Play-Doh is one of the best (and cheapest) occupational therapy tools around. Squeezing and squishing works on strength and pinching and rolling into cool shapes helps with coordination. There are also untold numbers of Play-Doh tools that double as great OT tools. Especially good for hand strength are the presses (they look like garlic or cookie presses). Dig around your kitchen drawers for cookie cutters and other small kitchen tools, because kids love working with kitchen stuff (I guess the bloom falls off that rose around the age of 10).
I have always thought it is best to work on strength first. There are two reasons. One, it is easier than coordination as it involves fewer nervous system pathways and everyone is encouraged by success. If you can do something you are more likely to want to do it. It is also easier to build on success (probably one of my top 5 rules).
The other reason to work on strength is stronger muscles are easier to control, so coordination tasks will become less of a challenge. Think of strength and coordination as a screen door and a glass door, you have to open the screen door first to get in the house.
Play-Doh is also a good warm up tool. Just like we stretch (or are supposed to stretch) before going for a run, a few minutes with Play-Doh can limber up little fingers for other activities.
So do Play-Doh a lot. Keep your child interested by making cool creatures you have liberated from the darkest corners of your imagination.

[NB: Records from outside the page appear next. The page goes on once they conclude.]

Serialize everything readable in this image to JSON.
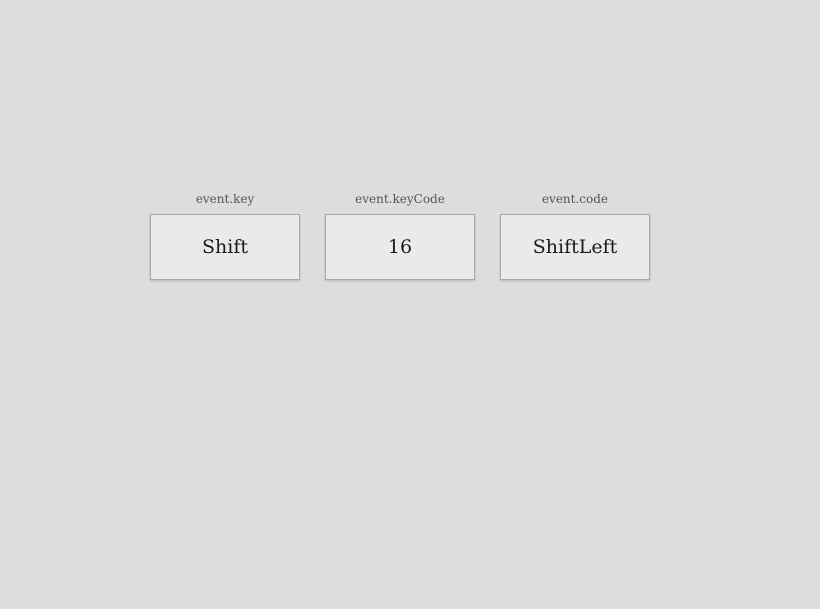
{
  "key_info": [
    {
      "label": "event.key",
      "value": "Shift"
    },
    {
      "label": "event.keyCode",
      "value": "16"
    },
    {
      "label": "event.code",
      "value": "ShiftLeft"
    }
  ]
}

Snakes, snowmen, spiders – anything goes! If you are laughing, having fun, and engaged in the activity your child will want to copy.
Mine certainly do.
By the way, your kids don’t have to know Play-Doh is therapy, you are just the coolest mom or dad for letting it get all over the house!